**Task to carry out**
Return every line of the data below that includes the string "title".

**Records shown**
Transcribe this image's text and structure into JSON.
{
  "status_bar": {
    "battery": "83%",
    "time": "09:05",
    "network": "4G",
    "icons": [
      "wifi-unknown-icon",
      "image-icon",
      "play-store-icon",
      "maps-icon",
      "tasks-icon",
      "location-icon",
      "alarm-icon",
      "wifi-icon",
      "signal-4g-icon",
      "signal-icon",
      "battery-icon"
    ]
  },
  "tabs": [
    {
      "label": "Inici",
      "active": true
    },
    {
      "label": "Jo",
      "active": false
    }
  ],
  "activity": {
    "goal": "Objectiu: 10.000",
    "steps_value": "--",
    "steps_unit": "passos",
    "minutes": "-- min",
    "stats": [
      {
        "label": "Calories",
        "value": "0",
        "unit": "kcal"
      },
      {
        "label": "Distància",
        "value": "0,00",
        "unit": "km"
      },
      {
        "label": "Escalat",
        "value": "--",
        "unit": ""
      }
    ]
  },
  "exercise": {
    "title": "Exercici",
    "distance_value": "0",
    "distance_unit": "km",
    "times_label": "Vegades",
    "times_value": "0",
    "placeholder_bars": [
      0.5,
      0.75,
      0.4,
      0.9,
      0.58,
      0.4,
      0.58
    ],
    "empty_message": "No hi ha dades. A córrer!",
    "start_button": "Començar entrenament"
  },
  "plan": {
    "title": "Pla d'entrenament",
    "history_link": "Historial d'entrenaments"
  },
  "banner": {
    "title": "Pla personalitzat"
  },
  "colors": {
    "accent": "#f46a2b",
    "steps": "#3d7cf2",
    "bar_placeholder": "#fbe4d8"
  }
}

**Completed exercise**
    "title": "Exercici",
    "title": "Pla d'entrenament",
    "title": "Pla personalitzat"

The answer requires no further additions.